#### [YOUR INSTRUCTIONS]
Search the listing for the word "identities" and copy every line where it turns up.

%%

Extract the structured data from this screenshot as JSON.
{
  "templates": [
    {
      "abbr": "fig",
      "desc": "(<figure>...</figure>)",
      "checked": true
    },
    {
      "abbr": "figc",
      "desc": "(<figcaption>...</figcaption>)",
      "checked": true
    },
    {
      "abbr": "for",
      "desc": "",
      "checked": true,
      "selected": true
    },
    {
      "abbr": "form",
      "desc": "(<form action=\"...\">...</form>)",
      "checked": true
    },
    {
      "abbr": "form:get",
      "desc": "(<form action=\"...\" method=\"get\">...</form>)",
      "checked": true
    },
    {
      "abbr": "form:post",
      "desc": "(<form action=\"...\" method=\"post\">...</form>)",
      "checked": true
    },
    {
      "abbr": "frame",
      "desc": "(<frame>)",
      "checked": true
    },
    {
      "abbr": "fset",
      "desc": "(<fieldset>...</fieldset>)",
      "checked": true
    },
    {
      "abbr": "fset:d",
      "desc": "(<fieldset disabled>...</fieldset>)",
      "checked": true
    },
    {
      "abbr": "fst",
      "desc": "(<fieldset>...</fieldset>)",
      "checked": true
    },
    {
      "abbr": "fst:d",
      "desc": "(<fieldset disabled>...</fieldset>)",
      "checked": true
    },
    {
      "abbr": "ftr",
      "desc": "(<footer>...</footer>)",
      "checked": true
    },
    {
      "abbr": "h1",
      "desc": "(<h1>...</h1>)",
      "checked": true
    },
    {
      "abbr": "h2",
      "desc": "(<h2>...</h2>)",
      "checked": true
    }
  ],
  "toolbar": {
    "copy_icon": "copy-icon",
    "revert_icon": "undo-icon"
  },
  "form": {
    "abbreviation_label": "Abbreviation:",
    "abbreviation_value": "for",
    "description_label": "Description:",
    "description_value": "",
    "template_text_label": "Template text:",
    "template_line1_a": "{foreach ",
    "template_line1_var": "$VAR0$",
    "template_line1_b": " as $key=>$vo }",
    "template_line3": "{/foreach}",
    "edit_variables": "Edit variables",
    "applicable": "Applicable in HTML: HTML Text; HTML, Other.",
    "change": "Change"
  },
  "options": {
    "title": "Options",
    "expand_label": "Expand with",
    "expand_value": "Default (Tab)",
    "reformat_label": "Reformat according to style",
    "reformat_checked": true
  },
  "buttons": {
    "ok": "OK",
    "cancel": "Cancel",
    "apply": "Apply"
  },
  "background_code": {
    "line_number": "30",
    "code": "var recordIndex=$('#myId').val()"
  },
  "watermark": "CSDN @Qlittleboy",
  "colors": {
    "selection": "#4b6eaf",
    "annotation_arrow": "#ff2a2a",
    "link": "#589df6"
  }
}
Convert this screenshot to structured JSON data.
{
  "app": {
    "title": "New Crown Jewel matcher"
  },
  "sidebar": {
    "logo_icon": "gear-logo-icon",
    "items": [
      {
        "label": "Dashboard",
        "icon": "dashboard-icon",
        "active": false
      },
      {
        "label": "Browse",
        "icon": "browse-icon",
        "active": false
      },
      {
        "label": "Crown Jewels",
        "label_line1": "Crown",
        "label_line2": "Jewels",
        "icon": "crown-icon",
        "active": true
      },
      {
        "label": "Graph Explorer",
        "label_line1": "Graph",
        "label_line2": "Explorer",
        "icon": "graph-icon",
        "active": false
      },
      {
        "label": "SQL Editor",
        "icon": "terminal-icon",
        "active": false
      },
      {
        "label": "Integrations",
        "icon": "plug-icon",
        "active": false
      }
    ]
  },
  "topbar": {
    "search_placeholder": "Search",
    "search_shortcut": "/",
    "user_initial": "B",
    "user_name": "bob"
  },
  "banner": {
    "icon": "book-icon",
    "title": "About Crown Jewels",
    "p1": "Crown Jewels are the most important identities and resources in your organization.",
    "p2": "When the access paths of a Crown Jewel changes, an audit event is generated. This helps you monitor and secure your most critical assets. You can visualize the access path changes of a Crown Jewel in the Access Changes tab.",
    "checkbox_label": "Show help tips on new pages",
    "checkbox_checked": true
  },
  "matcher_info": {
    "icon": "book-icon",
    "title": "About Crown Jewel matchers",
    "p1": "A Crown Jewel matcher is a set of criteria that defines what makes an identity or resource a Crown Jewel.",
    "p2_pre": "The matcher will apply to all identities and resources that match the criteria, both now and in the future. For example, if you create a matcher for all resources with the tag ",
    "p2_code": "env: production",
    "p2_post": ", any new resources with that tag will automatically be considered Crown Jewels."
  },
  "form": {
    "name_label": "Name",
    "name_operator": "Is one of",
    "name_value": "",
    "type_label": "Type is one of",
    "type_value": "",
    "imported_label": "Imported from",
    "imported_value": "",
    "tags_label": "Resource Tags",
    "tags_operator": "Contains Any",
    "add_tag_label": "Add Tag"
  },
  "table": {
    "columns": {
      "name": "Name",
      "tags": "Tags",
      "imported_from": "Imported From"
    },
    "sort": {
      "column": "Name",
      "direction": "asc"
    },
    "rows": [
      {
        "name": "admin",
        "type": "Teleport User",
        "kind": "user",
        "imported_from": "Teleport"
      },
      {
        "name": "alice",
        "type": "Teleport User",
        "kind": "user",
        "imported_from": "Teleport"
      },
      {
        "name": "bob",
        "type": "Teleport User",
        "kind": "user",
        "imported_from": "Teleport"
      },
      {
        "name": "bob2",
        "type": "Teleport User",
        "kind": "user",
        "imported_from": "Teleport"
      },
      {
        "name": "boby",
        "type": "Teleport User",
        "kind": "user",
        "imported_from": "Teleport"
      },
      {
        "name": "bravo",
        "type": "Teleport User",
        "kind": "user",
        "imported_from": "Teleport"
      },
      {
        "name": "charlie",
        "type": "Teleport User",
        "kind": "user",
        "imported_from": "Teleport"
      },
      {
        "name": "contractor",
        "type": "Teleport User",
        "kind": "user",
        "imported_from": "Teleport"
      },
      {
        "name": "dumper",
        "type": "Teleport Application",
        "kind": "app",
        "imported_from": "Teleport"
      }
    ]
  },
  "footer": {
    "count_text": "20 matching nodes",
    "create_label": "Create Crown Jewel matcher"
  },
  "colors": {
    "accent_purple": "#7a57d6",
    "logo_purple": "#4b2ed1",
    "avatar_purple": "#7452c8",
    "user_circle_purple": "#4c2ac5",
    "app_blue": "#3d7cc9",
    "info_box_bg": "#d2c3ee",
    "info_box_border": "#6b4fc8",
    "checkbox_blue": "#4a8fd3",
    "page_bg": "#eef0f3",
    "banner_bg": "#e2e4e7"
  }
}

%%

#### [YOUR SOLUTION]
    "p1": "Crown Jewels are the most important identities and resources in your organization.",
    "p2_pre": "The matcher will apply to all identities and resources that match the criteria, both now and in the future. For example, if you create a matcher for all resources with the tag ",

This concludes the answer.